In addition to 1D barcodes, digital imagers (also known as area imagers) can decode 2D barcodes. 2D barcodes can be encoded with significantly more information than 1D barcodes, making digital imagers beneficial to transportation, logistics, and tracking applications. Area imagers enable omni-directional reading of barcodes, eliminating the need to accommodate the scanning device. In addition to reading one and two-dimensional barcodes, high performance digital imagers can capture and transfer images, enabling signature capture and the scanning of documents. Area imagers have the capability of reading Direct Part Marking (DPM), a method of permanently marking a product. DPM is growing in popularity and allows a product to be tracked throughout its life. Digital imagers offer many advantages in certain applications, but area imagers are not to be confused with linear imagers. Although data is captured in a similar way, linear imagers aren’t capable of decoding entire images or 2D barcodes as an area imager can. Area imagers offer significantly more benefits and are the only choice for 2D barcode applications.

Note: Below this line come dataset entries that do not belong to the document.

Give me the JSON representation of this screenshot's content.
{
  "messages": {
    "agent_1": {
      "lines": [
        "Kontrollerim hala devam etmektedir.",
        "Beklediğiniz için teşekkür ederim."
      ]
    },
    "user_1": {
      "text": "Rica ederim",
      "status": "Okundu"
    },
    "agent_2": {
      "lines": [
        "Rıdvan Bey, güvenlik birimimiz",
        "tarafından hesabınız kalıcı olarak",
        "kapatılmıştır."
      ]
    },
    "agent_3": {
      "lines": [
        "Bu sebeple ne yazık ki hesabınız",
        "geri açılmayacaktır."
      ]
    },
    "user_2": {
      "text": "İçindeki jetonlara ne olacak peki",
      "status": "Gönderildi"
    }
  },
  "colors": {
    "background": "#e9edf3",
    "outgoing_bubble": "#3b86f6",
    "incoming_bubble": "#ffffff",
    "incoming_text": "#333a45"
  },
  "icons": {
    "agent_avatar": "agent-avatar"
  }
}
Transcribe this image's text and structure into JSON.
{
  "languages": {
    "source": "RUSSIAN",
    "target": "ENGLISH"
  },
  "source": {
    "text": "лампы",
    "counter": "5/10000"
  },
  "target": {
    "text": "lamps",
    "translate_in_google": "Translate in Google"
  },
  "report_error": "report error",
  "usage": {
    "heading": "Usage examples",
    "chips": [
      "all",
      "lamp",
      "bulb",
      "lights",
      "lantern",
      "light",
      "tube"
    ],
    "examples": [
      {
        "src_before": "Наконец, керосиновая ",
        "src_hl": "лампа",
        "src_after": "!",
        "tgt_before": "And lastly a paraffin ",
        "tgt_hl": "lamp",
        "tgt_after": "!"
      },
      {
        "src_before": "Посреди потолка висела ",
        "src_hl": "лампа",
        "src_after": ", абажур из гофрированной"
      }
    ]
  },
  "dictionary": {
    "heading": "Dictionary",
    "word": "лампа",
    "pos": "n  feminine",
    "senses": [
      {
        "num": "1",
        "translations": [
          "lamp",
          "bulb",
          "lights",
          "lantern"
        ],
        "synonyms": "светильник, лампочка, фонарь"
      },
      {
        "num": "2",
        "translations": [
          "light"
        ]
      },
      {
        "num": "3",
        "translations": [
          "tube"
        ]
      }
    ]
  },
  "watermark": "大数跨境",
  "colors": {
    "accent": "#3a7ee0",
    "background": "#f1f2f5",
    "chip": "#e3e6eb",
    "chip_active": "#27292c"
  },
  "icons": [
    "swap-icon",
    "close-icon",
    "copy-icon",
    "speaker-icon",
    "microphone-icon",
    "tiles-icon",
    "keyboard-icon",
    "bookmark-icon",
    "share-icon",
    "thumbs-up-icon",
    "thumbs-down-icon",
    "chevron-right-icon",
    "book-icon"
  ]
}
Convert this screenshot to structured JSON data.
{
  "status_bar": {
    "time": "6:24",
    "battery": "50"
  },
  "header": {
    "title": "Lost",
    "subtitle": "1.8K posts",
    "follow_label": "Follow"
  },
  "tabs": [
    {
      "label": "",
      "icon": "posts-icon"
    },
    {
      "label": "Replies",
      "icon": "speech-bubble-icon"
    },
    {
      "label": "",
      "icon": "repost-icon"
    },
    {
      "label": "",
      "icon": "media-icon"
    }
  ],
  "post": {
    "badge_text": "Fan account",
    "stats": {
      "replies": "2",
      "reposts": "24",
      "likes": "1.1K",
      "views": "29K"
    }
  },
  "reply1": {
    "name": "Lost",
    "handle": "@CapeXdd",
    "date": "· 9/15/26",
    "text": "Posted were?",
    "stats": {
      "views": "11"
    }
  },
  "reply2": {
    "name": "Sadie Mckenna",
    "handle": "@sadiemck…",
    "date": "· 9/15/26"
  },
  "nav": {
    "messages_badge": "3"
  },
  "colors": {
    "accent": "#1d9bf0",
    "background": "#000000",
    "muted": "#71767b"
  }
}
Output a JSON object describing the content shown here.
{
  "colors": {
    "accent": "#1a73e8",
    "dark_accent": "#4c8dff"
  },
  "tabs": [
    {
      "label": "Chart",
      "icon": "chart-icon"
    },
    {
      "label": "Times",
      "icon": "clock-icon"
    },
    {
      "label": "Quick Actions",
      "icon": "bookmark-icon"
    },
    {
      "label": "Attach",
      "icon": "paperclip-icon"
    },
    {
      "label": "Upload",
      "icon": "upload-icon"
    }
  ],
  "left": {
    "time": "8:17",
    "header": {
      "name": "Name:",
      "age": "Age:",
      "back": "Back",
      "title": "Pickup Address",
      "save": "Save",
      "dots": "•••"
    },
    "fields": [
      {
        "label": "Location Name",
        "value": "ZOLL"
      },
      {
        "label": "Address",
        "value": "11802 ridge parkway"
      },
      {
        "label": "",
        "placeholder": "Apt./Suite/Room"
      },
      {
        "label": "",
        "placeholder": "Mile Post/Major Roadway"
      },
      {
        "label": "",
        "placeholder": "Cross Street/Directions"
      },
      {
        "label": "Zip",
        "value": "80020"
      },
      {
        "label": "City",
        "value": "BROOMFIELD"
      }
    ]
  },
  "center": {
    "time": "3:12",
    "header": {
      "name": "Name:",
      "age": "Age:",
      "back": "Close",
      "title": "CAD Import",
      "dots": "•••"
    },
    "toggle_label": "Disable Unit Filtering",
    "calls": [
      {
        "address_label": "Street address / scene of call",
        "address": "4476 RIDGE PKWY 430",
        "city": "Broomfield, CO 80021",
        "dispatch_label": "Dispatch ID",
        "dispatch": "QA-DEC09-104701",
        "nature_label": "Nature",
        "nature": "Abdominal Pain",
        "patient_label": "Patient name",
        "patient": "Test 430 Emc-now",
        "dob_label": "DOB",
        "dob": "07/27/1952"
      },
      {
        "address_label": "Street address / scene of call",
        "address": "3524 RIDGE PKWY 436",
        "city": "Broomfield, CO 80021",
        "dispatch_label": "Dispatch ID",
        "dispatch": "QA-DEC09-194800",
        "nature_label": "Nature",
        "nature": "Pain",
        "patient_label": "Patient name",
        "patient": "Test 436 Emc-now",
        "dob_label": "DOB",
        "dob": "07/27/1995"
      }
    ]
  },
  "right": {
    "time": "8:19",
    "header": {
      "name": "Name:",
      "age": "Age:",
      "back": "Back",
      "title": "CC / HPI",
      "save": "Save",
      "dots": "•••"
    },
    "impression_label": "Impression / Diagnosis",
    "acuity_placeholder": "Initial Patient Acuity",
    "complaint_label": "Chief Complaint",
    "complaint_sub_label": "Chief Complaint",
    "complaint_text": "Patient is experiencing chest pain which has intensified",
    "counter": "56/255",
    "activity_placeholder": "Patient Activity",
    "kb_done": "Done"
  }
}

Large amounts of text and data can be stored securely and inexpensively when using the PDF417 barcode symbology. The printed symbol consists of several linear rows of stacked codewords. Each codeword represents 1 of 929 possible values from one of three different clusters. A different cluster is chosen for each row, repeating after every three rows. Because the codewords in each cluster are unique, the scanner is able to determine what line each cluster is from.